It isn't difficult work to do, BUT it is difficult to walk out! Everyone thinks they are wired for touring until they get on tour, and thats okay! Life is a funny thing, sometimes you think you are made to do something until you do it. Then you realize you hate it and never want to do it again! It's much better to find that out early on. Be honest with yourself. If you love touring, great! Keep at it! If it isn't for you, then the best thing you can do for yourself & your bandmates is to bow out in a respectful way(not necessarily on the tour, please wait until you get home, that complicates life for everyone on tour). But if after getting a taste of what touring is like you are ready to go, then we are so glad to be here to help you out.
Your band doesn't "make it" when you start touring. I believed that for the longest time. In reality, when your band starts touring, you now have to cultivate a local following in every dang city around the world. It takes time, energy, intentionality, strategy, skill, connections & maybe just a bit of luck. But, it is doable.

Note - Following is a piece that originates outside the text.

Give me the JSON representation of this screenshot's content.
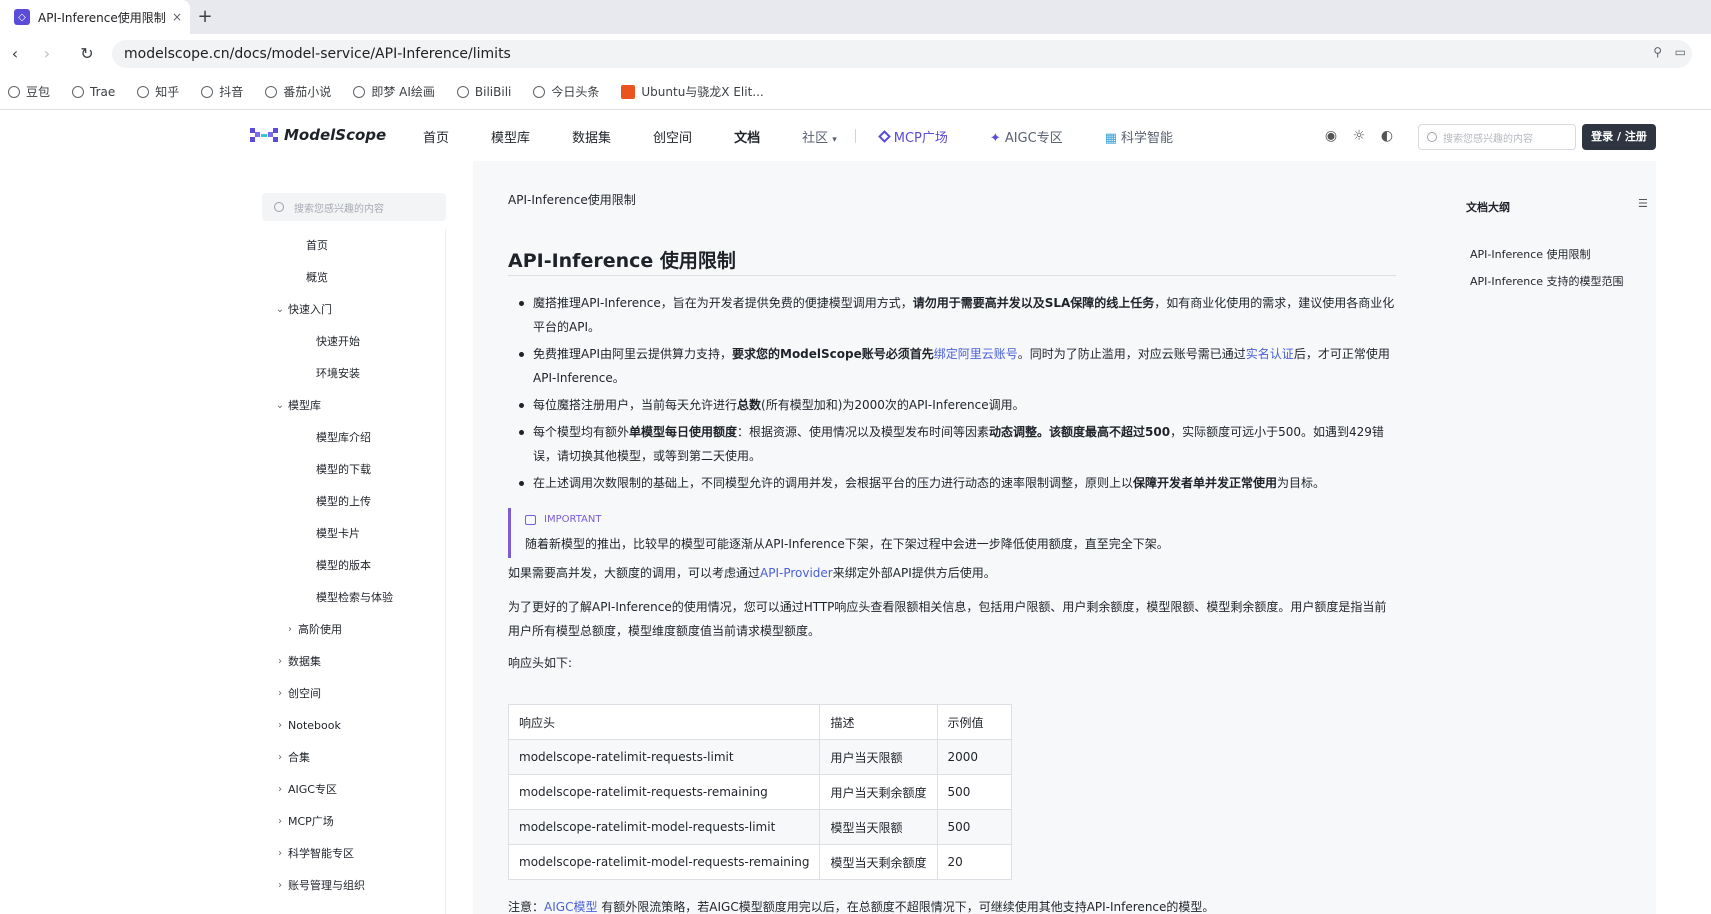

If I managed to go from a chubby death metal kid at 15 to a 26 year old who has been touring the world full time for about a decade now and makes a living doing it, then you absolutely can too. Plus, you have the advantage of being able to learn from other people's mistakes. That's what Music Mentors Online is all about, cultivating a community of people who are all committed to pursuing their dreams & never settling, and helping them get there as quickly as possible. Mistakes are one of the best mentors on the planet, but no one said that you can only learn from your own mistakes. So, please; learn from mine. While you're at it, you can also learn from some other major influencers like Matty Mullins of Memphis May Fire, Garrett Russell of Silent Planet, Ryan Kirby of Fit For A King, Davey Muise of Vanna, Josh Manuel of Issues, Jerome Flood, Seth Blake of Wage War, Luke Holland & many others.
If your band is ready to take the next step, grab our "Music Business & Touring Camp." It has over 11 hours of content from myself and all of the names listed above that is guaranteed to give you the strategy you need to get where you want to be. On top of that, if you purchase the series with the code "coaching" you will get 10% off and a free coaching call with yours truly. I would love to hear about where you are at, where you want to be, and come up with a strategy to get you there as quickly as possible. Click HERE to grab it!

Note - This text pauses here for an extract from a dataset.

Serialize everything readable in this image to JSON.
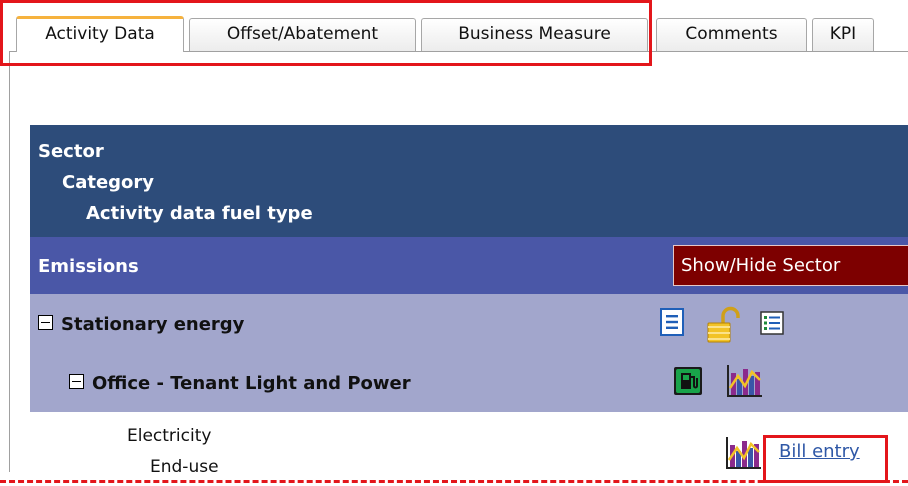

Here's to growth, big dreams & first steps.
PS- Below is one of the videos included in the Music Business & Touring Camp. In this webinar, Davey Muise of Vanna & I go over "The Dynamics of Touring."